Among the issues to be discussed are earlier resolutions relating to Internet Protocol based networks, ITU's role with regard to international public policy issues pertaining to the Internet and the management of Internet resources, including domain names and addresses, and roles of administrations of member states in the management of internationalized (multilingual) domain names.
There was also concern at the WCIT on the effects of the treaty, with some observers and participants in the discussions worried that provisions on security and spam will give some countries cover to censor Web content. Some analysts though argued that countries that want to censor the Internet already do so within their own borders.
The U.S., U.K. and some other delegations to the conference did not sign the treaty as they were worried at the outset about provisions on Internet governance and content. The U.S. and its allies maintained that the ITU, a telecommunications body, should have no role in the regulation of the Internet.

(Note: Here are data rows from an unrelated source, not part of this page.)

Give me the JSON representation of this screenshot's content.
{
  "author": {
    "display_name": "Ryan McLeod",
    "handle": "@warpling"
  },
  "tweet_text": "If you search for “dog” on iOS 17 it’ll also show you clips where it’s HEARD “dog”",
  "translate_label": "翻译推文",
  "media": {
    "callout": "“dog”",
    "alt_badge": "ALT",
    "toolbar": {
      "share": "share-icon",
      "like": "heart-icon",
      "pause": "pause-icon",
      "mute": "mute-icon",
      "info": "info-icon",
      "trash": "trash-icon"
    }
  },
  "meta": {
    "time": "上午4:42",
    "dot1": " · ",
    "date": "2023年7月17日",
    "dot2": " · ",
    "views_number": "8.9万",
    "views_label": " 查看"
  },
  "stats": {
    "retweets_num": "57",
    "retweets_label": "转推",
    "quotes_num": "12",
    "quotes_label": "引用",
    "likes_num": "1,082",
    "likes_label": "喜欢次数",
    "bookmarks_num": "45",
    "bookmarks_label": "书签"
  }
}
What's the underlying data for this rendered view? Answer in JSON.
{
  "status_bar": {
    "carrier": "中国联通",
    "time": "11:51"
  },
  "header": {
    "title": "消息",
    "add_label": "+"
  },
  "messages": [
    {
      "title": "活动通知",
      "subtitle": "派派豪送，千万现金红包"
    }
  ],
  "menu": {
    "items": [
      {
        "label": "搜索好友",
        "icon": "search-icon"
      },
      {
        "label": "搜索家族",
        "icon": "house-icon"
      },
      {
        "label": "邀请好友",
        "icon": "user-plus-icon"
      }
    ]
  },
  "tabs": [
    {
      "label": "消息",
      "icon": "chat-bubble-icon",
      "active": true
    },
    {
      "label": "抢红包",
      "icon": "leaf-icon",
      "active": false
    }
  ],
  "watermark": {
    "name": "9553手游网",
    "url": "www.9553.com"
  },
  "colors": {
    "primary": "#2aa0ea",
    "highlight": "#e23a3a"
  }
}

89 signatory countries representing not just most of the world's people, but an even greater majority of the world's unconnected people have signed the treaty at the WCIT, Touré said on Wednesday. Other countries can accede to the treaty between now and when it comes into force in January 2015. "Indeed we already have a number of countries that have requested details on how they should go about acceding to the treaty," Touré said.
Much of the management of the Internet, including its numbering and naming system is currently in the hands of the Internet Corporation for Assigned Names and Numbers (ICANN) under contract with the U.S. government. There have been demands that the U.S. should cut its funding to the ITU.